a) Nothing is worse than when a broker posts an introduction, then when forum participants ask some questions the broker rep is nowhere to be found. Forums can involve a lot of maintenance and if you are looking to get in and out reading not posting is the best solution.
7. If you start receiving negative or critical response, do not retaliate or “lose your cool” – this is counter-productive and will often hurt your personal reputation and your broker’s reputation. You will receive some negative feedback and unnecessary criticism. Realize that the same guys do this to everybody and don’t play into their trap, it is a mob mentality. Focus on the members who are interested in what you have to say and ask legitimate questions because they want more info.
8. If you’re posting in a topic that is not started by you:
a) Do not attempt to “hard sell” forum participants by offering rebates or undercutting competitors.
b) Do not bad mouth other firms in the forum – despite any truths behind your claims, forum participants are often turned off by it, and it is just bad business.
Forex Traders’ Chat room
1. If this is a chat room hosted by your firm stay on top of participants and the discussion;
a) The chat may need to be “perked up” so have some questions and talking points ready to go. The people participating in the chat want good answers and better material.

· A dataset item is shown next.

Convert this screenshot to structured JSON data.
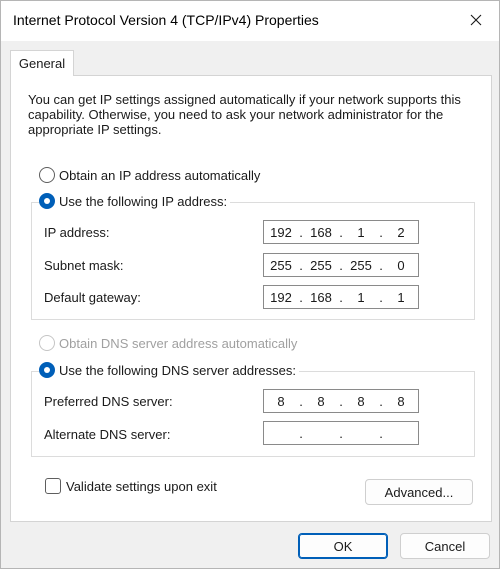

b) Even more so than on forums – make sure you are monitoring the room, there’s nothing worse than a room full of potential clients pitching questions at a broker and the representative is nowhere to be found.
c) If it’s a webinar or the room has a definite end-time – make sure you give clients a reason to come back to your site/product. Whether it’s a discount/promo or another webinar/chat in a week you have a great opportunity to sell to a large amount of traders whom are qualified leads.
2. If this is a chat room hosted by a third-party;
a) Be respectful of the hosts wishes
b) Don’t counter-sell to any clients if the host is pitching a product to the room
c) It’s okay to speak of complimentary products/offerings, but don’t get carried away
d) Again, don’t try to mask your identity – announce who you are and what you’re representing